This Monday we will celebrate Indigenous People’s Day, formerly Columbus Day. Monday is a chance to acknowledge that Columbus did not discover America, Indigenous people did. Monday is also a chance to remember that Native Americans continue to live in a post-apocalyptic nightmare, dealing with extremely high rates of Covid; generational trauma of Christian-based residential schools; an abhorrent number of missing women and children; and other deep inequities that go along with life on and off the reservation.
I believe that as Christian Americans, we are called to acknowledge the sins of our ancestors, and to repent not just through prayer, but to atone through right action.
You’ve maybe been at an event where the speaker starts out by saying “My name is Holly and I am currently on stolen Nacotchank land.” This year, I encourage you to take the practice of land naming a step further and donate to local tribal organizations; support indigenous authors and artists; and learn more about the land you occupy.
Let us take time this weekend to consider the history of colonization not taught in schools. Let us sit with our own biases, and current complacencies in the plight of Native American people. This weekend is not the time to look away. This is an opportunity to sit with ourselves, sit with God, and know that we are called as followers of Christ to do better. May it be so.

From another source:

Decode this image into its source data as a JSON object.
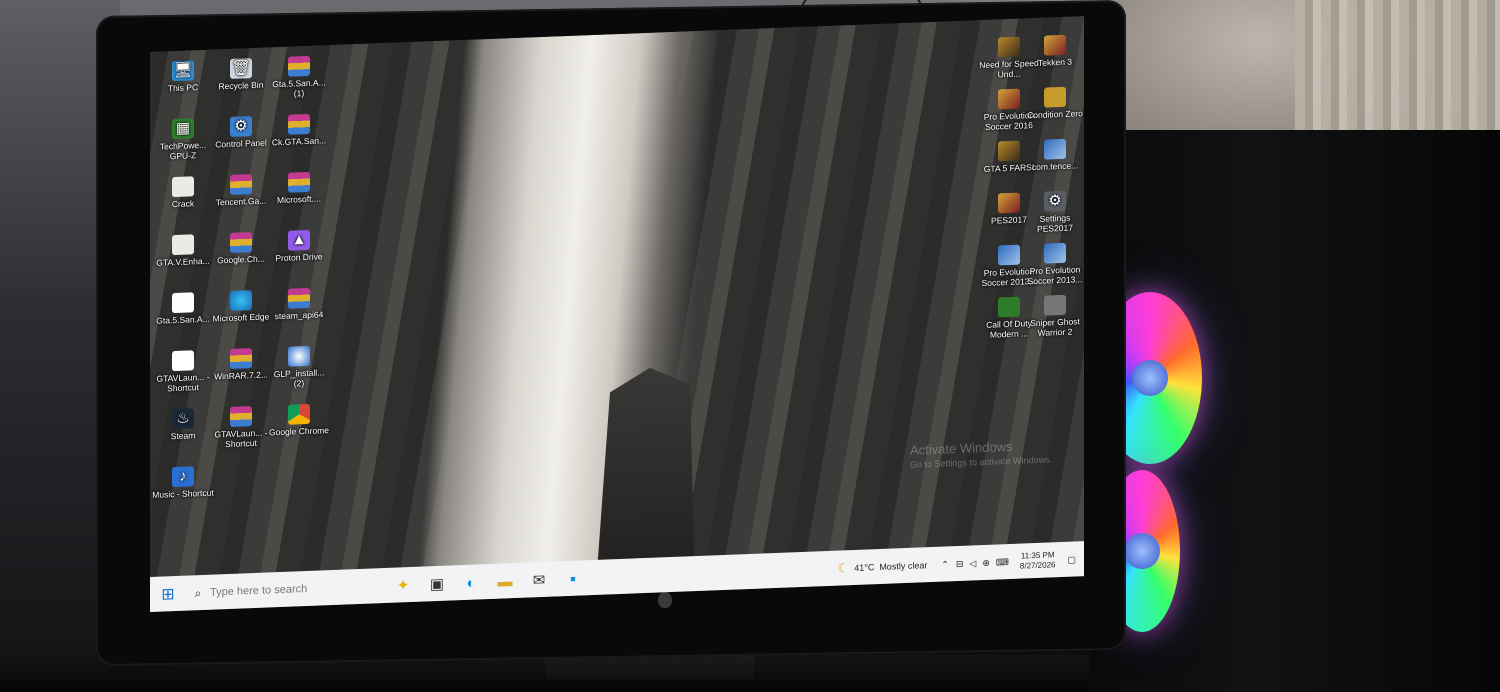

In peace and community and land back,
Questions to Ponder:
- What stolen land are you on? What land is our church on?
- What did you learn about colonization of the Americas in school? In church?
- How can we reconcile the history of Christian colonialism in the United States, with our current mission to nurture love of God and love of neighbor in the world? Where might healing and reconciliation occur?